--- Excerpted data ---
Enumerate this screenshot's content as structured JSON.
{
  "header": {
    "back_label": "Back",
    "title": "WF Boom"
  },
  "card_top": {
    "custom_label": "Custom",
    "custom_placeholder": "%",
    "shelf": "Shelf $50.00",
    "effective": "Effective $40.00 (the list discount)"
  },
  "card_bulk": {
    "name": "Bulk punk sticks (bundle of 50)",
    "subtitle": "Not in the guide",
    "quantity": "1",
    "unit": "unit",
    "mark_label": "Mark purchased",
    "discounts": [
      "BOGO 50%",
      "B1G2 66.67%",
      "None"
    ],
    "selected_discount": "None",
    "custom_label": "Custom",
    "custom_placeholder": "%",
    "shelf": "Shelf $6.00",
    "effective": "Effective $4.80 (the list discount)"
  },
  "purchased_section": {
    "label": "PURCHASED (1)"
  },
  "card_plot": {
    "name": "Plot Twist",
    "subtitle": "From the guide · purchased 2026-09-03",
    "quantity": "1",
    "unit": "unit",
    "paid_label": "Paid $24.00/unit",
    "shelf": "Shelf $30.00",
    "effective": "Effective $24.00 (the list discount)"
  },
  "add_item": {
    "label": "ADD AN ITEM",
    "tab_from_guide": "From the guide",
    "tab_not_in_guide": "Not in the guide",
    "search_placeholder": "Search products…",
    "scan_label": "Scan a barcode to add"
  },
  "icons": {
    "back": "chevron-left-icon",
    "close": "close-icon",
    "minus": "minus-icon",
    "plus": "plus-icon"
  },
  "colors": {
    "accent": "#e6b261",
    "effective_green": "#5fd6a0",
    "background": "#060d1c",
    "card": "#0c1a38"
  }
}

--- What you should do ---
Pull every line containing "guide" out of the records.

--- Expected answer ---
    "subtitle": "Not in the guide",
    "subtitle": "From the guide · purchased 2026-09-03",
    "tab_from_guide": "From the guide",
    "tab_not_in_guide": "Not in the guide",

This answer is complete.